Outcomes for pancreatic cancer patients in the UK fall well below acceptable levels according to Pancreatic Cancer UK's Study for Survival. The Study is the UK's first comprehensive review of pancreatic cancer, and draws on the experience of over 1,000 people living and working with the disease.
The Study for Survival report, which has been published today, highlights that five year survival rates are amongst the worst in the world for UK pancreatic cancer patients. This is compared to patients living in other EU countries as well as the US, Australia and Canada. In some instances, like Canada and Australia, differences in reported survival rates are double those of the UK.
The Study publishes data that points towide variation in survival rates at cancer network levelacross England. This includes the numbers of patients referred for specialist treatment and receiving life saving surgery. It suggests that despite the fact that 20% of patients are potentially eligible for life-saving surgery, in reality only 10% of patients are treated in this way. Furthermore, the Study reports thatpancreatic cancer patients have the least satisfactory health service experience of all patients diagnosed with major cancers.
The Study also found thatover 50% of patients are experiencing symptoms up to 12 months prior to diagnosis. This often involves five or more visits to their GPand suggests the needs for a far greater focus on early diagnosis, particularly how GPs can be provided with the symptoms information and diagnostic/risk assessment tools they need.
The report concludes that there is anurgent requirement to address the many shortcomings in the pancreatic cancer patient experience. This includes a range of actions, including an immediate call to increase UK focus and investment in pancreatic cancer research.
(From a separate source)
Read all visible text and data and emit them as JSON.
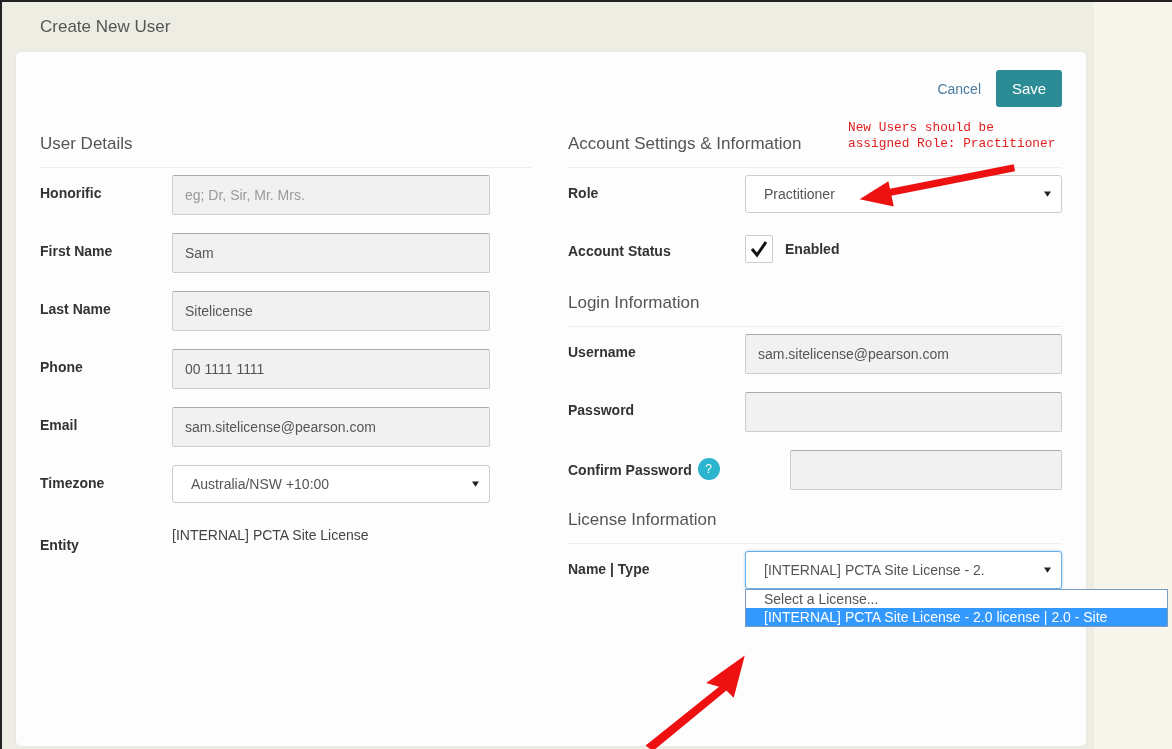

Professor Sir Mike Richards CBE National Clinical Director for Cancer and End of Life Care, comments on the outcome of the Study for Survival:"Pancreatic Cancer UK's Study for Survival has shown we clearly have a long way to go before we can say with confidence that everyone diagnosed with pancreatic cancer has access to the best possible treatment and care available. This includes access to expert input from multidisciplinary teams located at specialist pancreatic cancer centres and one to one support from Clinical Nurse Specialists (CNSs).
Pancreatic cancer is a challenging cancer - but we need to take this information and the opportunity it presents to improve survival and quality of life for everyone. Pancreatic cancer must not be written off as a hopeless cause."
Alex Ford, Pancreatic Cancer UK's Chief Executive, comments: "For the first time, Pancreatic Cancer UK's Study for Survival provides vital evidence about what is required to improve the appalling situation for people diagnosed with pancreatic cancer in the UK. Our ambitionmustbe to give everyone the best possible to survive this disease and improve quality of life for pancreatic cancer patients.
By launching the Campaign for Hope, Pancreatic Cancer UK is setting an ambitious goal to double survival rates for UK pancreatic cancer patients within five years - helping to save up to 250 lives a year."